What this task involves:
Search the listing below, and show each line that includes the word "JSON".

☆ ☆ ☆

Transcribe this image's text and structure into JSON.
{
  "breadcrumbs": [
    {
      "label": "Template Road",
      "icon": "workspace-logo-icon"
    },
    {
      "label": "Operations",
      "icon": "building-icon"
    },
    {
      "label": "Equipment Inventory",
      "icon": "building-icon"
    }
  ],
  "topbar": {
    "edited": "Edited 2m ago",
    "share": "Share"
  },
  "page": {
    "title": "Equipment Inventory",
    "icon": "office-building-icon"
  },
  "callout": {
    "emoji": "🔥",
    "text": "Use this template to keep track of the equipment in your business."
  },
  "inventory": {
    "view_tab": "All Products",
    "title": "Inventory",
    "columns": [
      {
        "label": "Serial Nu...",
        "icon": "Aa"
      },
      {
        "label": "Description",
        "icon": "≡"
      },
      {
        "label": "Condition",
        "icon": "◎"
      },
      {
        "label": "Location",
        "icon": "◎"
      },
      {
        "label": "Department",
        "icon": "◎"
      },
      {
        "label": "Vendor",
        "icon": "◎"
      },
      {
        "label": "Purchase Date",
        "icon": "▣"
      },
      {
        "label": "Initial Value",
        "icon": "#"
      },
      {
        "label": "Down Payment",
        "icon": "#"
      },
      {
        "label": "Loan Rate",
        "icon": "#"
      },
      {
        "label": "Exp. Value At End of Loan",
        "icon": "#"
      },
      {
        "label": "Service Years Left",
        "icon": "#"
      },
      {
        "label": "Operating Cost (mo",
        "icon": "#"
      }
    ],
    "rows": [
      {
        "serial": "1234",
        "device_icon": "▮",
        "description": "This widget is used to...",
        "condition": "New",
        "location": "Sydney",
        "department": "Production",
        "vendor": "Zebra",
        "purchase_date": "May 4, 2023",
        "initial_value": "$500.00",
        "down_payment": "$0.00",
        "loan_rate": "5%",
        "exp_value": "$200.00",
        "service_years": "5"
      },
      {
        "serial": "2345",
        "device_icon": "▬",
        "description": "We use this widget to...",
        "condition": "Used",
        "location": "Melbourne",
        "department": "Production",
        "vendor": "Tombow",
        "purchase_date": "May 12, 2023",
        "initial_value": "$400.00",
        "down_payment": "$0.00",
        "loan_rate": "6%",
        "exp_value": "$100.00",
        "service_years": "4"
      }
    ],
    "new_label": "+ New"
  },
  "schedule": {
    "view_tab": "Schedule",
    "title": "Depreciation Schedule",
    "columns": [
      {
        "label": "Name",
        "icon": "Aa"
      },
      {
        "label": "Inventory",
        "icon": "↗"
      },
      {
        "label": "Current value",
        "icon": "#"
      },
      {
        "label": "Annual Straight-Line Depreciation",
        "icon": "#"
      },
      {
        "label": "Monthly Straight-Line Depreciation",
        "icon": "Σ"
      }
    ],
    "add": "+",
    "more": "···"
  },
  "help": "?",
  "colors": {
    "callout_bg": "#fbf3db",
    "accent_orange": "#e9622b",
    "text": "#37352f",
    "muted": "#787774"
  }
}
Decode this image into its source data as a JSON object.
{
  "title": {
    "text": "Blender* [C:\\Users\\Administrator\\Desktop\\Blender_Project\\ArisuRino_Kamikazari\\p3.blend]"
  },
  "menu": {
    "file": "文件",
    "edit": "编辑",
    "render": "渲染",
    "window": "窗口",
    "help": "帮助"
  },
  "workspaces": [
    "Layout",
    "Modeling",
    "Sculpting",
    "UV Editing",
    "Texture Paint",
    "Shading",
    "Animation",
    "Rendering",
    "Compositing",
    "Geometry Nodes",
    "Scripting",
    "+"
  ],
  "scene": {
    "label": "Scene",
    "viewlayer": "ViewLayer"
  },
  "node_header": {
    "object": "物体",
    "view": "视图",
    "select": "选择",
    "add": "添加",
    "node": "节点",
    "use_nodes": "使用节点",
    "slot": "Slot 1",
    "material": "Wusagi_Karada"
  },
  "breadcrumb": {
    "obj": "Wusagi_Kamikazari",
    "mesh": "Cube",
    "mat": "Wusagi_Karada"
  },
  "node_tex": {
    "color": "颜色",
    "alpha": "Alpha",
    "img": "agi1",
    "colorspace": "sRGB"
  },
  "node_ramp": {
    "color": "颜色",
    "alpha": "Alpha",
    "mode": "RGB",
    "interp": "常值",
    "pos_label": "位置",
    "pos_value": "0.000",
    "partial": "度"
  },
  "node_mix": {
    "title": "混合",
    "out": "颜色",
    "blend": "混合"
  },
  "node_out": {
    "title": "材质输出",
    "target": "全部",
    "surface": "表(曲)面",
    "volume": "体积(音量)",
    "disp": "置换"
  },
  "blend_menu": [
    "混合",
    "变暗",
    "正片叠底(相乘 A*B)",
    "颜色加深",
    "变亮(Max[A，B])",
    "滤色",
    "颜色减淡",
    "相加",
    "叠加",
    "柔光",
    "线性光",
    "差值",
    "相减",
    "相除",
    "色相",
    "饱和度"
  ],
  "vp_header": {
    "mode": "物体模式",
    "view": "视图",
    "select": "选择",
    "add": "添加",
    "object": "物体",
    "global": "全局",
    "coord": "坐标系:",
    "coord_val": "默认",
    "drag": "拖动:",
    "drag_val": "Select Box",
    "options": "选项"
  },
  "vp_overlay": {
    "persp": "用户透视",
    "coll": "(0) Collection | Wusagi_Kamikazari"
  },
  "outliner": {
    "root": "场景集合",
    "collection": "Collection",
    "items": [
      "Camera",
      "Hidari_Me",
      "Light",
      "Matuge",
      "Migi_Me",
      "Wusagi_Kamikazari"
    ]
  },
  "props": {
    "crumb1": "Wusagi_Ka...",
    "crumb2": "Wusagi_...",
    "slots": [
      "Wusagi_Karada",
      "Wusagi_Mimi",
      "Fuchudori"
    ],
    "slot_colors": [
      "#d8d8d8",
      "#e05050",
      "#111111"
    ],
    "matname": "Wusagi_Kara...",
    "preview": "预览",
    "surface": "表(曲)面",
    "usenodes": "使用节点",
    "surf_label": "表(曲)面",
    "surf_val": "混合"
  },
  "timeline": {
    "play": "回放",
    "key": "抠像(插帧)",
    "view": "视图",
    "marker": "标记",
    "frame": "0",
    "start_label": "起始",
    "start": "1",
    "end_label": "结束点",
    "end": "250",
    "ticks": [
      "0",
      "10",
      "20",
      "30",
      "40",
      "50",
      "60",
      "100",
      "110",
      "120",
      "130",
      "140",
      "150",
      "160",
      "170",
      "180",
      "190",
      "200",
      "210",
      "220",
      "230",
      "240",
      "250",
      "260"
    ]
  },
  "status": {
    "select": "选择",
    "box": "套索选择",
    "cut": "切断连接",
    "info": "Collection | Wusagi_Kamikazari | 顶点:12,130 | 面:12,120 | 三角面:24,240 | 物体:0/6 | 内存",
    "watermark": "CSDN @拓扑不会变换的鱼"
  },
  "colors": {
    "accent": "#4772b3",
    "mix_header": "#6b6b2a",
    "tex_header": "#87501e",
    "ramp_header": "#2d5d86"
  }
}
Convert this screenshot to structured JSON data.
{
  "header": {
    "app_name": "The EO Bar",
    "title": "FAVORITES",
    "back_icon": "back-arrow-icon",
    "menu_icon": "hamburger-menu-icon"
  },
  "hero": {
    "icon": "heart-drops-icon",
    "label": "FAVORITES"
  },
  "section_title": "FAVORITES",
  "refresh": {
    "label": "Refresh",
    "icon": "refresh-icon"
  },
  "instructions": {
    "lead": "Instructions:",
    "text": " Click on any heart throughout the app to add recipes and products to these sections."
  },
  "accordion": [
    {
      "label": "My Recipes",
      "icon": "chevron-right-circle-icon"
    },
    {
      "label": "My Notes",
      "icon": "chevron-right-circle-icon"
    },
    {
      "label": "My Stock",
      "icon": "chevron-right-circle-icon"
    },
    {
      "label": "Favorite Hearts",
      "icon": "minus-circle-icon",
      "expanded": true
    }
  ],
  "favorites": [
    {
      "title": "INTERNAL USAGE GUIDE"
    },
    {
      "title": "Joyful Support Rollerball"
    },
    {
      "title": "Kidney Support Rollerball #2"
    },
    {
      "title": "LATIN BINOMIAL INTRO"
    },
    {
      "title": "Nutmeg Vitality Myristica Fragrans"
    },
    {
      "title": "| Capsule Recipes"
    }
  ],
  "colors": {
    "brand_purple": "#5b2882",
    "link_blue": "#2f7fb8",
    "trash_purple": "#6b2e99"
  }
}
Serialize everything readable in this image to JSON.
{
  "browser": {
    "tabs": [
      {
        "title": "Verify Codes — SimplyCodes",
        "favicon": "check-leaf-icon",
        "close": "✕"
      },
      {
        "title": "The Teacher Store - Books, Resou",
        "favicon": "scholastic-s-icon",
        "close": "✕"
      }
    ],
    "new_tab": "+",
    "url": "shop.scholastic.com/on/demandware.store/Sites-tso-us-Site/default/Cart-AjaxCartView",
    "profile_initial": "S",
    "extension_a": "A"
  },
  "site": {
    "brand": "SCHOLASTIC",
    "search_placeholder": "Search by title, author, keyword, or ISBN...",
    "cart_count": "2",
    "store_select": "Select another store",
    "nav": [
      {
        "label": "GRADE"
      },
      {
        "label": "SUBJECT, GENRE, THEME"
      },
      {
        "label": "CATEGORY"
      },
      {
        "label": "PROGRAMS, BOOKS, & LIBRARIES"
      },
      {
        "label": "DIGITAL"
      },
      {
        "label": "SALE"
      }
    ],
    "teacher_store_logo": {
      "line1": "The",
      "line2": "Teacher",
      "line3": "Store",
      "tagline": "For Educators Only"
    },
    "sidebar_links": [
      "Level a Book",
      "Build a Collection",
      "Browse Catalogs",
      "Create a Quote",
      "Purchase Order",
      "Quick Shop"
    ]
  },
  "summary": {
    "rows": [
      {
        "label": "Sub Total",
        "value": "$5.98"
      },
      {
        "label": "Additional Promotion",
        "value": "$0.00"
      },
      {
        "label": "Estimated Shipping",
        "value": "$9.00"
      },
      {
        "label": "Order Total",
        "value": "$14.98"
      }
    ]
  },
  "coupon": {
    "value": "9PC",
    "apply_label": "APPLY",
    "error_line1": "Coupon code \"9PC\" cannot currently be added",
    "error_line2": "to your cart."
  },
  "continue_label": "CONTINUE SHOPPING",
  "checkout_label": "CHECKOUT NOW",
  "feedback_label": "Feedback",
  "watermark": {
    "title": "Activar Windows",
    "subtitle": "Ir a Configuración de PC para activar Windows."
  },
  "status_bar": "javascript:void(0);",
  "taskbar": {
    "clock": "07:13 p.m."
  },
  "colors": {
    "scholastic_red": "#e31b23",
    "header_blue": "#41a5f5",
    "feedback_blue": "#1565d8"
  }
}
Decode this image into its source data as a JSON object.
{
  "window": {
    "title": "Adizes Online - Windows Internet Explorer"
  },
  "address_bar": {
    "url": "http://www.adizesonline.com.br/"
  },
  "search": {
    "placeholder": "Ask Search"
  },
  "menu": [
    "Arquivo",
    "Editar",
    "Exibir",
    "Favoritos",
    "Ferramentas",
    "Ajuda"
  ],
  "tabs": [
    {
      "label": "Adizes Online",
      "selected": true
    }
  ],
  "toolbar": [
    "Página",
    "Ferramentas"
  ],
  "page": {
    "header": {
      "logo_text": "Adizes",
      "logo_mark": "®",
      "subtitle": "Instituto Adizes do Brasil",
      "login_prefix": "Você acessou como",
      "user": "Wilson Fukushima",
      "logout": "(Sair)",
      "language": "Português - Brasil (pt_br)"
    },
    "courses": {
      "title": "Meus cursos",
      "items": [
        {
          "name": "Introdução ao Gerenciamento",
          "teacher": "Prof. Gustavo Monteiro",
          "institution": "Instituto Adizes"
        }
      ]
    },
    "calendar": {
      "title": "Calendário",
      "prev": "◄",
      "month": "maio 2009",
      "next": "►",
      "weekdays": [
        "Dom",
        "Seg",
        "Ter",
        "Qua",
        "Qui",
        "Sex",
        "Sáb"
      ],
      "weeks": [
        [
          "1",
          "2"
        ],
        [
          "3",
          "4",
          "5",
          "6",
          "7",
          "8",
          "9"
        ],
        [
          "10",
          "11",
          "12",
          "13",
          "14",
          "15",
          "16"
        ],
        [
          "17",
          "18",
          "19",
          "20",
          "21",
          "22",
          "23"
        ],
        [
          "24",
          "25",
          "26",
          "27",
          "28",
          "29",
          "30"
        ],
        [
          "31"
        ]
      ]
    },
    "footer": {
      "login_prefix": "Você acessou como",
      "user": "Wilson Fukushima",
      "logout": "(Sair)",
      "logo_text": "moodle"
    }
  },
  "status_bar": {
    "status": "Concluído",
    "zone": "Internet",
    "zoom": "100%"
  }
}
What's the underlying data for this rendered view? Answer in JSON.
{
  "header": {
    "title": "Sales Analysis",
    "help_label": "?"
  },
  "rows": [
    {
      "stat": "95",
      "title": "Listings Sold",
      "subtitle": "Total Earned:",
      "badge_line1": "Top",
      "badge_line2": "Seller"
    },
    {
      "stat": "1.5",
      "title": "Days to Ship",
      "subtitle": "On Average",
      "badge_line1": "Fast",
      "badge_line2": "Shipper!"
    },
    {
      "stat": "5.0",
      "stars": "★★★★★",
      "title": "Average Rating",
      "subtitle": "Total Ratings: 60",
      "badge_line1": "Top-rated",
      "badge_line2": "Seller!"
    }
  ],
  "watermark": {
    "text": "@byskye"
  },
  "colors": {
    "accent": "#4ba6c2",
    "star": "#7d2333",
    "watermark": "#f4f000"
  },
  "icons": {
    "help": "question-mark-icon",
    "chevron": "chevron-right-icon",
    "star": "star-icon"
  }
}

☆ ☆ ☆

Problem solution:
Transcribe this image's text and structure into JSON.
Decode this image into its source data as a JSON object.
Convert this screenshot to structured JSON data.
Serialize everything readable in this image to JSON.
Decode this image into its source data as a JSON object.
What's the underlying data for this rendered view? Answer in JSON.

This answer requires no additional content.